Saturday, December 24, 2016

Trump May Deliver on Bringing the Military-Industrial Complex into Cost Control

12/23/16 Geekwire:

After meeting with President-elect Donald Trump at his Mar-a-Lago resort in Florida, Boeing CEO Dennis Muilenburg says he’s making a “personal commitment” to keep the cost of the next two Air Force One jets below $4 billion.
“We’re going to get it done for less than that, and we’re committed to working together to make sure that happens,” Muilenburg told reporters on Wednesday.
In addition to the Air Force One debate, Boeing has gotten involved in a tangle over Lockheed Martin’s controversial F-35 fighter jets.
The back-and-forth with Trump began with a tweet on Dec. 6, in which the president-elect threatened to have Boeing’s Air Force One deal canceled because “costs are out of control, more than $4 billion.” Since then, Muilenburg and other executives have smoothed over the dispute. Wednesday’s meeting in Palm Beach appeared to cement the rapprochement.
Muilenburg told reporters that he had a “terrific conversation” with Trump. “Got a lot of respect for him. He’s a good man, and he’s doing the right thing,” Muilenburg said.

Concerning the very expensive F-35:
Yet another twist was added to the dance on Thursday, when Trump tweeted that he asked Boeing to provide a price for a comparable F/A-18 Super Hornet fighter jet:

FollowDonald J. Trump

Based on the tremendous cost and cost overruns of the Lockheed Martin F-35, I have asked Boeing to price-out a comparable F-18 Super Hornet!
3:26 PM - 22 Dec 2016
14,06714,067 Retweets 56,00656,006 likes

An hour after Trump’s comment, Boeing tweeted that it was open to discussing the options:

FollowThe Boeing Company

Ready to work with @realDonaldTrump's administration to affordably meet U.S. military requirements.
4:32 PM - 22 Dec 2016
184184 Retweets 312312 likes

Today, Lockheed Martin tweeted that Hewson and Trump had a follow-up conversation about the F-35s, during which the CEO gave her “personal commitment to drive the cost down aggressively.” (Where have we heard that before?)
The Art of the Deal.  Why couldn't progressives work this hard to lower costs for systems that they claim to hate?


  1. I feel sorry for the poor engineers at Lockheed and Boeing who will be losing a lot of their family time in the near future to feed the higher ups the numbers they need. Been there; done that.
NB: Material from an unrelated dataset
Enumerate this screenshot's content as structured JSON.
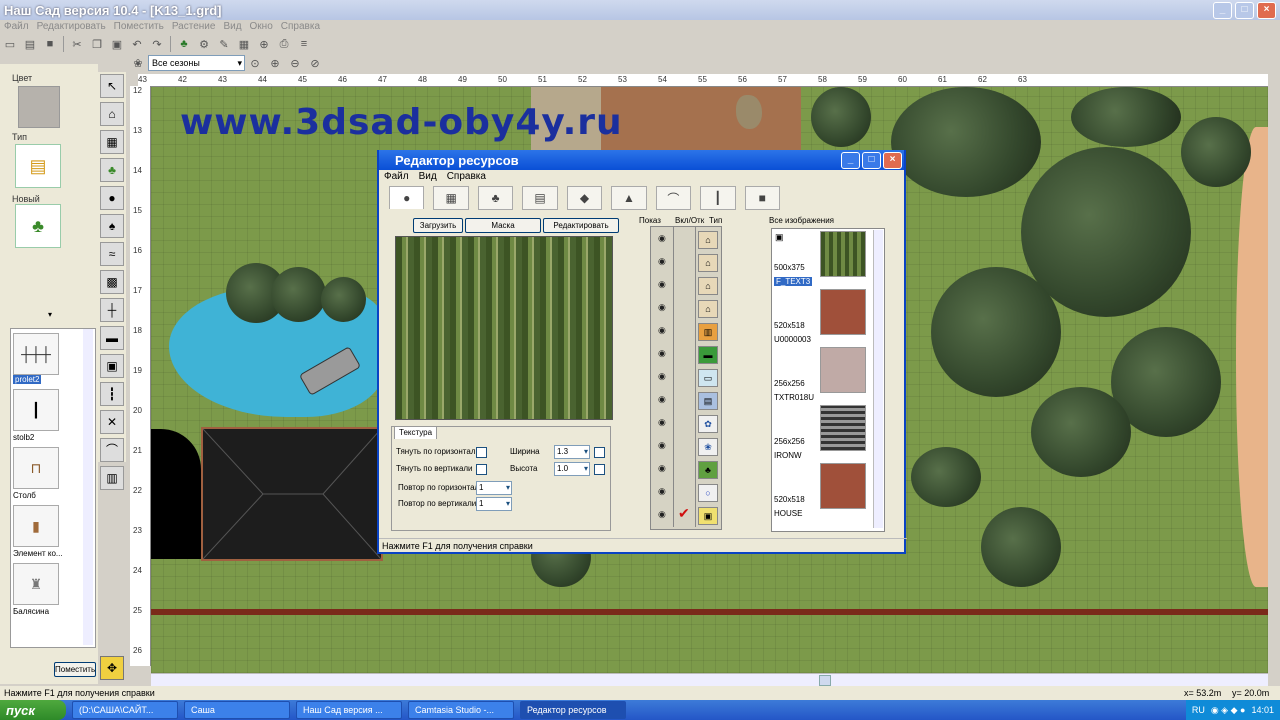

    OT Story: Christmas Eve at Bell Labs, Holmdel(HO), NJ.
    Every year there was a toy and doll campaign. On a voluntary basis(really) you could bring in new unwrapped toys or make clothes for dolls. One would get whatever number of naked dolls one had signed up for in October, IIRC, and on Christmas Eve there would be a big display of the toys and dolls. Employees were encouraged to bring in their spouses and children in the morning. There was a Santa Claus and bug juice and cookies were served in the main cafeteria. At noon everyone was hustled out and the facility shut down. People were encouraged to shut down test gear, desktop computers, and other organizational computer systems. Then they turned off the air conditioning. Without A/C and with all the computers, etc running the building would heat up. Things tended to get pretty cold. "How do you know this, Joe?" Well this one year we were pretty flush with capital money and needed to get it committed before the year end. So we sat in our managers' offices in our winter coats the afternoon of Christmas Eve going over catalogs of neat stuff we might need and other things in somebody's development channel that would be fun to have. HP made out like a bandit. Then to the telephones. We ordered stuff that wasn't ready for shipment. We just asked for a package on our loading dock by 12/31. It could be empty. Send the gadget when it was ready. Oh, the joys of being a regulated monopoly utility.

  2. A lot of people have been predicting the Super Hornet will end up being procured in significant numbers because of the F-35's myriad issues. Especially those who know about the last time we did this, the TFX, which was supposed to fill 5 roles, and ended up with only the F-111 and the Air Force being forced to fly the Navy's F-4 Phantom until they could get the F-15 and F-16 procured. They'll really burn if they have to do that again....

    The Marines really do need a Harrier replacement, it's a generation or more behind everything else everyone is flying, so it's much more dangerous and all that, maybe it'll be this generation's F-111.

    "The only thing we learn from history is that we do not learn from history."